[WORK INSTRUCTION]
Your answer should be a single number: the count of lines in the listing that contain "displays".
(SOURCE DATA begins)
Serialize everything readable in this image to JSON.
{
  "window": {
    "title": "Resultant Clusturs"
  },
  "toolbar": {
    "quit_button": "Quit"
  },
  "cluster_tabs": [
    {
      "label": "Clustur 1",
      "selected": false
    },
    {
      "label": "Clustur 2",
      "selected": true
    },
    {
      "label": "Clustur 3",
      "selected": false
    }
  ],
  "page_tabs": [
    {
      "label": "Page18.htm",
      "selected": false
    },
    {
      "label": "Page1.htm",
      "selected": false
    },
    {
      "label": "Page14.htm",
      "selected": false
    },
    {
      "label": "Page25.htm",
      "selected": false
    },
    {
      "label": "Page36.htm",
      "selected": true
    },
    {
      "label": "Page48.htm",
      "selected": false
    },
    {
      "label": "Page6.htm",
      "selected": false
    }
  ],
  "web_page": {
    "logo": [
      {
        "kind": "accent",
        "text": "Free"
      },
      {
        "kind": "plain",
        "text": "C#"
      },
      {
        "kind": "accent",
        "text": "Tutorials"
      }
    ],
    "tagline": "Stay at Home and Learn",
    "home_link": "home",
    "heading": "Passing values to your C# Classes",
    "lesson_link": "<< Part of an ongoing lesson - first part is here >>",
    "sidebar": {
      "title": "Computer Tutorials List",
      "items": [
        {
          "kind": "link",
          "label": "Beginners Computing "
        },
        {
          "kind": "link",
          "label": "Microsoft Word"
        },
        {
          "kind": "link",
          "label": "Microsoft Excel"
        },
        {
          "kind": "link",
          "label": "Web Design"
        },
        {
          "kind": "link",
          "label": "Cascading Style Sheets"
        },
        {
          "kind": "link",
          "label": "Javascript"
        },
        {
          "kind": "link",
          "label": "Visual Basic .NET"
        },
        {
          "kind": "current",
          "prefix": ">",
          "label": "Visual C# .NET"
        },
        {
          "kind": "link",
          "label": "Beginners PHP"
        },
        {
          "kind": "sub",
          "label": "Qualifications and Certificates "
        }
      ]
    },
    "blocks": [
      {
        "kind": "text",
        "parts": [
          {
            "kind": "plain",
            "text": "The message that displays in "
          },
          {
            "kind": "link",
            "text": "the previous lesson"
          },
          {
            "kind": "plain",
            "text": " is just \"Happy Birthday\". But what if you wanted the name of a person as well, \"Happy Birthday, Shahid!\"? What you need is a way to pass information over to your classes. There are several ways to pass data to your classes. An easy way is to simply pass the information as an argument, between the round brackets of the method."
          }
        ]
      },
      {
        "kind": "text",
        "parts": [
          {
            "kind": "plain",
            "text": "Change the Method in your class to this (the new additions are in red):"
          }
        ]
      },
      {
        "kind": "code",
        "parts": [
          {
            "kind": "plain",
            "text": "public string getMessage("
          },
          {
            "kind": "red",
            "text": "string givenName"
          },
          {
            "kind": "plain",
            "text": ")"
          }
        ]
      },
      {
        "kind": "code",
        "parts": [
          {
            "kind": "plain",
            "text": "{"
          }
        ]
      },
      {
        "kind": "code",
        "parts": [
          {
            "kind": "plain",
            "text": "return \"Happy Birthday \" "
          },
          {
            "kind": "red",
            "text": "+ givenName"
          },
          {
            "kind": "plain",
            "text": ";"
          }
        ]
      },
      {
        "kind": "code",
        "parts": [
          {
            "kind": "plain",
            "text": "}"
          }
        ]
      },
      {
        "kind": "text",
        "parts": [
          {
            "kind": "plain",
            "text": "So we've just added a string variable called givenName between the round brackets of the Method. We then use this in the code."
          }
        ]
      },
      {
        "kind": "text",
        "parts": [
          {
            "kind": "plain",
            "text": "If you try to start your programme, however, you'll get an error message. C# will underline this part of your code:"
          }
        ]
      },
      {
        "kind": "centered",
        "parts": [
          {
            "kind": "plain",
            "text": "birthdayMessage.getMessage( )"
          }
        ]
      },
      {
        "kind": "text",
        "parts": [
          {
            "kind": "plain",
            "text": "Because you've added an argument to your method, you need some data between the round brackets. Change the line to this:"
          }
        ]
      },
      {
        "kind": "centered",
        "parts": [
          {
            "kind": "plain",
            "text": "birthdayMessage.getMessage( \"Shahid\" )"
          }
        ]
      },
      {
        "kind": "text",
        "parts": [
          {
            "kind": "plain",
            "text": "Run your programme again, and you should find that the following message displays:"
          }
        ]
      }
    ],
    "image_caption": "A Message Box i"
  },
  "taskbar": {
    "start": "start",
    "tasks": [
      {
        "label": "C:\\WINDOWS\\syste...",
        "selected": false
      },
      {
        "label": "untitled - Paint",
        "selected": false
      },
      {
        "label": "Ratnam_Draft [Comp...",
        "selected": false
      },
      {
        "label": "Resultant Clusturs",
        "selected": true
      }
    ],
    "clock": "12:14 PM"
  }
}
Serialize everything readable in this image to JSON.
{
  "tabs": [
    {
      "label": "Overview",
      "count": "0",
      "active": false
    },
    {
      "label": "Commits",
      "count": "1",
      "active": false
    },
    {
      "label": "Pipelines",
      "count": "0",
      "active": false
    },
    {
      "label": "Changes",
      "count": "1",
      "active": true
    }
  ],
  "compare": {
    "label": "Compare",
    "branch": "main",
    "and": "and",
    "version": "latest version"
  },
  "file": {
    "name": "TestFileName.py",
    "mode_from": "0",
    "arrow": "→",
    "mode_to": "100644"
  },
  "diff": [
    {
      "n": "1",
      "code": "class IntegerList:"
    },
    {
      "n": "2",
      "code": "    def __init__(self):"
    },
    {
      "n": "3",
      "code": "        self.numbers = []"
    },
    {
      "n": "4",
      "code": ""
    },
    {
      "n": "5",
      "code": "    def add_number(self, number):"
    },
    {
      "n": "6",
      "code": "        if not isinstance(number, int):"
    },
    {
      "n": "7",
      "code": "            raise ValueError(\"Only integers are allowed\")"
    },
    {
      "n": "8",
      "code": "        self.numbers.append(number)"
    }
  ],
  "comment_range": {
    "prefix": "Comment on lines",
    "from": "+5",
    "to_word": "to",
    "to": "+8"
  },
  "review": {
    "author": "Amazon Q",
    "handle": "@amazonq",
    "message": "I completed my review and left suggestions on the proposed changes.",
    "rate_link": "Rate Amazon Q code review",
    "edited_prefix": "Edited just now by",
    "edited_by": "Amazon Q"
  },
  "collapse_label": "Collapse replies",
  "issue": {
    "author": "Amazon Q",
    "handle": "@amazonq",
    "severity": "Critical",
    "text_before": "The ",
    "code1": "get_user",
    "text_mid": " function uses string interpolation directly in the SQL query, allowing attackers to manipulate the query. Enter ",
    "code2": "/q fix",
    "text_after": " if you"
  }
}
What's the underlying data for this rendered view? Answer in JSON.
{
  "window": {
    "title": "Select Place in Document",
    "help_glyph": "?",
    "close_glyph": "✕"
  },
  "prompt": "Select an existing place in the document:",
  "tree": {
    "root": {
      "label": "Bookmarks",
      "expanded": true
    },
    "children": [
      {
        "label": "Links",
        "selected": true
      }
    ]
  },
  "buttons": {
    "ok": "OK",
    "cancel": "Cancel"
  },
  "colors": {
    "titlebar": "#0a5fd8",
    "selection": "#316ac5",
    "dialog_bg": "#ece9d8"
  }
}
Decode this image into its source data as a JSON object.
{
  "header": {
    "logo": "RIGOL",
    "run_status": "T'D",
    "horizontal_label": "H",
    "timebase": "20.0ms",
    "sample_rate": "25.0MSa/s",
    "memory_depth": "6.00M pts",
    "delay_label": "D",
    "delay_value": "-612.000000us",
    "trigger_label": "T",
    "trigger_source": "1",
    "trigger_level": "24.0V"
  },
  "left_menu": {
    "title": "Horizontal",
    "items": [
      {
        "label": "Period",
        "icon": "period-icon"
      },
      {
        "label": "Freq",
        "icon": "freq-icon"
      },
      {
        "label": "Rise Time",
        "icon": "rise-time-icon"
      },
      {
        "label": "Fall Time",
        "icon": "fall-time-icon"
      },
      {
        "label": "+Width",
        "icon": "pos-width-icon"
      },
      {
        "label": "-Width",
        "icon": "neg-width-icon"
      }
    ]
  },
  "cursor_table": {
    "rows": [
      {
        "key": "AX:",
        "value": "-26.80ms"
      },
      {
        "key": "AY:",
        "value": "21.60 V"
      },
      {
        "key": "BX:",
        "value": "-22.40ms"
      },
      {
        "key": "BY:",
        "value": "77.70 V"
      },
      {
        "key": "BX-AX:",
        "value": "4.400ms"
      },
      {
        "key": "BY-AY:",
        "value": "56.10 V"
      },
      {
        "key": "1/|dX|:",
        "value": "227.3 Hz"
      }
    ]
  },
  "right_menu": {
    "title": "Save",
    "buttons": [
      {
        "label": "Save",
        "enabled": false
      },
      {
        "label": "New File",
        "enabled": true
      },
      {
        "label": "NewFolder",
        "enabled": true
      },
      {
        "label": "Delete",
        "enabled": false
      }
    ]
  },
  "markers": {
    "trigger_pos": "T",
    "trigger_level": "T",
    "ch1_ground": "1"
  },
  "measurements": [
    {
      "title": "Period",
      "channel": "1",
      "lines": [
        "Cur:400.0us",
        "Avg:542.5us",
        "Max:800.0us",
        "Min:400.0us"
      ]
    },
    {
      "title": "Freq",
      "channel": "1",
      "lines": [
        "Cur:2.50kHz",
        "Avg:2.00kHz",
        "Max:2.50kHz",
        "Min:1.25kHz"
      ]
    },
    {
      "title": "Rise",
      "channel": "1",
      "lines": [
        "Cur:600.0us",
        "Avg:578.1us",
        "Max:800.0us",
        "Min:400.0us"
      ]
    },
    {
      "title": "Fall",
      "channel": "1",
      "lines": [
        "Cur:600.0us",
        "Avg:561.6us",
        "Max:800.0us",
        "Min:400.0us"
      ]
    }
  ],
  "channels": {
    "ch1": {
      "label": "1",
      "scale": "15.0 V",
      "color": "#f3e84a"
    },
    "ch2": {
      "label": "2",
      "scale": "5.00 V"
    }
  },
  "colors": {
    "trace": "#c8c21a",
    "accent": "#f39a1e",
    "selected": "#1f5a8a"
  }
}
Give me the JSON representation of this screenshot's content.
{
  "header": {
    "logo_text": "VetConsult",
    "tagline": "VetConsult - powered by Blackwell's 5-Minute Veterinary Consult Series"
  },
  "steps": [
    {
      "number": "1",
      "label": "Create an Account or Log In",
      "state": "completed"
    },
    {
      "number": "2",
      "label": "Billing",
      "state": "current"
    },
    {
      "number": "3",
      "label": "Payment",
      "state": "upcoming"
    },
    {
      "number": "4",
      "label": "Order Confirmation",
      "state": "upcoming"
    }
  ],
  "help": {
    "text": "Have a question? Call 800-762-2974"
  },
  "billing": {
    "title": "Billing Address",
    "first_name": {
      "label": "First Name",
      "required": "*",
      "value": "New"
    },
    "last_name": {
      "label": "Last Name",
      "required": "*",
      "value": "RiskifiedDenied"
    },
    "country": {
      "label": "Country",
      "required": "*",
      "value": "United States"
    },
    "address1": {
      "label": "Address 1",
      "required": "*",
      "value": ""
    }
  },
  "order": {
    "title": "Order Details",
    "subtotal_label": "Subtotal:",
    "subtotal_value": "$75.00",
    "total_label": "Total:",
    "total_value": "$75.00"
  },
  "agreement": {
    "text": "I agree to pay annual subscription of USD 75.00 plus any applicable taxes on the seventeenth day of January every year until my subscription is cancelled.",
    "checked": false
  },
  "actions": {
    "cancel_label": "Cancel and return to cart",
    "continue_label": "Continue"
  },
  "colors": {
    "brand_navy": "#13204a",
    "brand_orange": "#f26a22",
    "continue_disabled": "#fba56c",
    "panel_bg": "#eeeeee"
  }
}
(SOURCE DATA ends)
[OUTPUT]
2